Jeroen De Jong explains how can we predict the impact of ‘bad apples’ on team performance.

In the past few decades, organisations have increasingly relied on teams to structure their work. The main reason for increased reliance on teams is a large body of evidence that working together can deliver better outcomes compared to those of individual members, including more creative solutions, more innovative ideas, and more efficient task execution.

The main characteristics of teams are that they consist of two or more members who have a common goal, have a certain level of interdependence to reach that goal, and there is a degree of social interaction required to reach their common goal. It is therefore critical to understand how team members coordinate, communicate, and share knowledge to reach their common goal.

To gain an in-depth understanding of these team processes, researchers often study the social network of the team. A social network within a team is a set of team members that are connected by a set of relationships or ties. By asking each individual team member about the relationship they have with all other individual members of their team, researchers can get an insight into the structure of ties within the team.

These ties can be dichotomous (for example if the tie between two team members is present or not) and valued (for example, frequency of communication between team members), creating a network of ties between team members that characterise not only what kind of relationship two team members have, but also what kind of network the team has as a whole.

Using networks to predict the impact of ‘bad apples’ on team performance

For example, Team A has one or two central members (members 3 and 4) who have ties to all other members, but these other members are not interconnected.

Using networks to predict the impact of ‘bad apples’ on team performance 2

Team B, on the other hand, has a social network characterised by frequent communication between all members of the team.

Research has consistently shown that teams with more 'dense' social networks (in this case, Team B), that is, those with a high level of interconnectedness between members, are more effective compared to teams with lower density.

A high level of interconnectedness between members allows for better task coordination, knowledge sharing, and responsiveness to external events. Because team members are interconnected, Team B can quickly communicate about their task and possible actions required to cope with unexpected events.

Members 1, 2, 5, and 6 of Team A have to go through the two central team members to coordinate their work with the other team members, which is much less efficient.

Moreover, knowledge and influence are highly centralised in Team A, as the two central members can control what, and when, they communicate to their fellow team members.

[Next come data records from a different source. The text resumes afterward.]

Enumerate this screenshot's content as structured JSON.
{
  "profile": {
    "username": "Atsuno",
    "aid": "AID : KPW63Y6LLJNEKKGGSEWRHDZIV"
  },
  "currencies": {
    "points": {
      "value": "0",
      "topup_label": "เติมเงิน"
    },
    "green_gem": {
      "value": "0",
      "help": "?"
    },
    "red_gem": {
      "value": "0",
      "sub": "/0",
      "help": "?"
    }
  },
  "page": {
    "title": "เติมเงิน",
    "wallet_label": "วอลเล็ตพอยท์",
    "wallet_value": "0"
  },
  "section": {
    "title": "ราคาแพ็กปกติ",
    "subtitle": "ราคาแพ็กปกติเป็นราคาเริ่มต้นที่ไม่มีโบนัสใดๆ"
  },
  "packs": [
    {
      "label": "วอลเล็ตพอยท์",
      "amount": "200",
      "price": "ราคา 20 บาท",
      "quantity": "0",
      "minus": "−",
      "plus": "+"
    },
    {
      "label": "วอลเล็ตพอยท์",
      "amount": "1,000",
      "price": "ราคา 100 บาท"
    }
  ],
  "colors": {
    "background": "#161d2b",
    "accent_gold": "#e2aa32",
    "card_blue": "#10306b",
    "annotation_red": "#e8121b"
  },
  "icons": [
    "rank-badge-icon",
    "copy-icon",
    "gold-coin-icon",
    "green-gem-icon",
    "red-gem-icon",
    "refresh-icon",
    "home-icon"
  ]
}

Social networks can also be characterised by the type of tie between team members. For example, one member can be considered a source of advice for another member (advice tie), as a source of support (friendship tie), or as a tie that thwarts task behaviours among team members (negative tie).

Teams with dense advice and friendship networks are more effective

Again, research shows that teams with dense advice and friendship networks are more effective, as in these teams advice and support are available to all members, creating a cohesive and safe environment to express ideas and concerns. In contrast, teams with negative ties are less effective compared to teams without negative ties.

When two team members dislike each other and engage in counterproductive work behaviour towards each other (e.g. they withhold information or even sabotage the work of the other team member) this disrupts the flow of communication and knowledge within the team.

Moreover, the negative attitude of the negative tie can spill over to the rest of the team, decreasing cohesion and safety in the team. Research suggests, however, that strong ties between the other team members can help to bypass the negative tie and mitigate the negative effects on team effectiveness.

Mapping the social network structure of the team can provide valuable information about team processes and effectiveness. Teams with dense social networks are able to coordinate the work and share knowledge effectively but are also able to cope with possible negative relationships in the team.

Therefore, stimulating communication among all team members and allowing advice and friendship networks to develop are key conditions for effective teamwork, and even allow teams to work around the negative impact of a ‘bad apple’.